updated 07:05 am EDT, Tue July 15, 2014
Diabetes management touted as possible smart contact lens use
Google is working with medical company Novartis to bring smart contact lenses to market, capable of helping to monitor the wearer's health. An agreement between the two companies has Novartis subsidiary Alcon licensing "smart lens" technology from Google, something first unveiled in January, with the aim of developing the technology further and making it commercially viable.
The eventual contact lenses will include "non-invasive sensors, microchips, and other miniaturized electronics" to help in two potential ways, reports Engadget. One aspect involves helping diabetic patients manage their glucose levels, with the lens measuring tear fluid in the eye and alerting the wearer with a mobile device notification. Another system will involve helping far-sighted people incapable of reading material close to the eye, with the lens able to "provide accommodative vision correction" as part of a refractive cataract treatment.
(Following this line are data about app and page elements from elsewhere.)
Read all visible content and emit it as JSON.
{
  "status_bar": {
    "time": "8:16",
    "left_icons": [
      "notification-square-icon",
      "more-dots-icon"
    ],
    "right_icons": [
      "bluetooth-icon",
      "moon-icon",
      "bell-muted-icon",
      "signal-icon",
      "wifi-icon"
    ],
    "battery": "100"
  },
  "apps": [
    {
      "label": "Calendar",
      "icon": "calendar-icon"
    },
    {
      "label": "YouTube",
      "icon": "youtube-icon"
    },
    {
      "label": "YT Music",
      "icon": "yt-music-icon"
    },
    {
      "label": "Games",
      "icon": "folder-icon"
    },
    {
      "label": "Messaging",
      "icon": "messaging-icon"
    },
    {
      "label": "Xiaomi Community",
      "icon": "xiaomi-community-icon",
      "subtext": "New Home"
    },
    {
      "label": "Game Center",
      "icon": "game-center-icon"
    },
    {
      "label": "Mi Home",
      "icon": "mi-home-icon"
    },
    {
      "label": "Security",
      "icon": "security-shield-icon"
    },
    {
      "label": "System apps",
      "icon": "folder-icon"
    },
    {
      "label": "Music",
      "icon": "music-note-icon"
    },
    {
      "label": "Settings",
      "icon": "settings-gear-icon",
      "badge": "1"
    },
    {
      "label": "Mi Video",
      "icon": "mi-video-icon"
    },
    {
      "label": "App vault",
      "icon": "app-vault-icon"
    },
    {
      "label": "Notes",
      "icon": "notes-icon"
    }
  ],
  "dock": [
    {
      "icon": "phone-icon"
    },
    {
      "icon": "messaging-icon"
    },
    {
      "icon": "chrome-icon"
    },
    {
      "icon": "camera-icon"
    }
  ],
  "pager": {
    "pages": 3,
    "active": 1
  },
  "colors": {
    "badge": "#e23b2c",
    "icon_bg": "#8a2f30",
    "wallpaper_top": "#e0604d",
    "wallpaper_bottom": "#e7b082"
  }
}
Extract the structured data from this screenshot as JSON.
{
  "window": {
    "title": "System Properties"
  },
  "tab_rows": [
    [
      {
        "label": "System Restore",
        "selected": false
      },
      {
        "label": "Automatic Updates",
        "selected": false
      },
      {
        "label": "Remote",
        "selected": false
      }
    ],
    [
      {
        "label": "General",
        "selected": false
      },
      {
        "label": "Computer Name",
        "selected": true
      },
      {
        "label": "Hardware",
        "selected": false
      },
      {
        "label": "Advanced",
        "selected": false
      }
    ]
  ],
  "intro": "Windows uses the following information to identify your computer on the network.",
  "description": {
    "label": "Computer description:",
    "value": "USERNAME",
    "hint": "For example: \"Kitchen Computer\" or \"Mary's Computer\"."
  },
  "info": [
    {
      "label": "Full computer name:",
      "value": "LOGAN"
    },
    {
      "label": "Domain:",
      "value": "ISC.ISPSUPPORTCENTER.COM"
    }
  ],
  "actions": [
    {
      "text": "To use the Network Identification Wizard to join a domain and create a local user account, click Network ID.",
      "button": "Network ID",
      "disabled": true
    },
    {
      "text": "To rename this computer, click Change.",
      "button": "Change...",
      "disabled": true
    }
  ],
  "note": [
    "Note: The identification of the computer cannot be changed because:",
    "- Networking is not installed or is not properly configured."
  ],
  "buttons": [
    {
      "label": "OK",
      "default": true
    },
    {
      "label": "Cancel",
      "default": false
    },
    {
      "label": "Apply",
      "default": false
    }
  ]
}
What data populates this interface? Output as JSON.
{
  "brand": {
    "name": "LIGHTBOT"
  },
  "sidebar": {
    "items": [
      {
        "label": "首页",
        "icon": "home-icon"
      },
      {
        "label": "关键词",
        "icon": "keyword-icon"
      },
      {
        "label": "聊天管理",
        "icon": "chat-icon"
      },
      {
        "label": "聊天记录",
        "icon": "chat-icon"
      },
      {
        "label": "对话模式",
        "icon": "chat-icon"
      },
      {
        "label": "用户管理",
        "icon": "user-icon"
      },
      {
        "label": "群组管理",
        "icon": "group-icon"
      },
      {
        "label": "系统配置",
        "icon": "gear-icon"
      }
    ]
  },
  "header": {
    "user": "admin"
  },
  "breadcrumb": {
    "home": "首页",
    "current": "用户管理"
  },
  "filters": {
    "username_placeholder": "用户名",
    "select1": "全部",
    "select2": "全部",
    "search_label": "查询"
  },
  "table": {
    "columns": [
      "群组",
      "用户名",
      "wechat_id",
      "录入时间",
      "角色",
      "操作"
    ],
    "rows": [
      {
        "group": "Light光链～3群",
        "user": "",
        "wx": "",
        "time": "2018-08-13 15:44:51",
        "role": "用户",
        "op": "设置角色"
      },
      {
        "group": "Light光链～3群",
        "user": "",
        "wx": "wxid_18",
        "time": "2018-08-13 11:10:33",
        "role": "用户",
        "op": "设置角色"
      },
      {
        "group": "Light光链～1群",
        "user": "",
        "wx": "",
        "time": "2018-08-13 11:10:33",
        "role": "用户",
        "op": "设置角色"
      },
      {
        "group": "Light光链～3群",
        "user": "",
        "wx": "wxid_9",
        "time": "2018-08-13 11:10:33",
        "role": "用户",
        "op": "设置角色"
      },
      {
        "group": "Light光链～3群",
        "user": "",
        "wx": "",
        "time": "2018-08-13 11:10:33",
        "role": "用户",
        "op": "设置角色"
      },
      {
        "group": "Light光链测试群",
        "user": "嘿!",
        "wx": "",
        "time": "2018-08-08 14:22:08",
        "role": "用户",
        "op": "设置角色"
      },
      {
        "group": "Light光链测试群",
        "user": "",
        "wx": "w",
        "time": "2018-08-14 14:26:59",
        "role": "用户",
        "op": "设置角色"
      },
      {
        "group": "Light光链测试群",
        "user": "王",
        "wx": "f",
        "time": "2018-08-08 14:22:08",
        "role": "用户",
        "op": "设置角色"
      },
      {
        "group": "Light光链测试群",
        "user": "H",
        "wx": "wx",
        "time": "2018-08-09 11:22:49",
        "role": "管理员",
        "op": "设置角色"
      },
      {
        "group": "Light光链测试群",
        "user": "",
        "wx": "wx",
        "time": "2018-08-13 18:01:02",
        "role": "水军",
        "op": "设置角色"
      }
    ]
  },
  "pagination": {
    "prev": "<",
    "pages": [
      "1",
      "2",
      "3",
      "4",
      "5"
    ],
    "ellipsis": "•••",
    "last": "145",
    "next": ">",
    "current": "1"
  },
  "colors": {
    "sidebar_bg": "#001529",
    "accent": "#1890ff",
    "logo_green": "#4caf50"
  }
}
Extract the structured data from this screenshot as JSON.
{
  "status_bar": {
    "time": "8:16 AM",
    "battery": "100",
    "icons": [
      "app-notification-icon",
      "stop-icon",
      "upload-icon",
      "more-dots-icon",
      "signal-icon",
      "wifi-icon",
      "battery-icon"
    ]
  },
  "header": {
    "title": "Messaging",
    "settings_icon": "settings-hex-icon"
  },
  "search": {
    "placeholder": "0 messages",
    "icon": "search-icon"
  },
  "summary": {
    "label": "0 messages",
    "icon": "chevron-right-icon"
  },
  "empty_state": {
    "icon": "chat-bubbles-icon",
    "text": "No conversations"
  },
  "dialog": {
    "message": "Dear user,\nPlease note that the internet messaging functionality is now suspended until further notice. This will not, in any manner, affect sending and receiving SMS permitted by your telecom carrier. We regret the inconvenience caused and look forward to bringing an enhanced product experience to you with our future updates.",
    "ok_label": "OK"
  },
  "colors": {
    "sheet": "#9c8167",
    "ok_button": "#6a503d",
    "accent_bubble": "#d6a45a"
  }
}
As pert the agreement, Google will be working primarily on the miniaturization of electronics for the lens, while Novartis will find ways to use the lenses for more medicinal purposes. In a statement, Novartis CEO Joseph Jimenez claimed "This is a key step for us to go beyond the confines of traditional disease management, starting with the eye."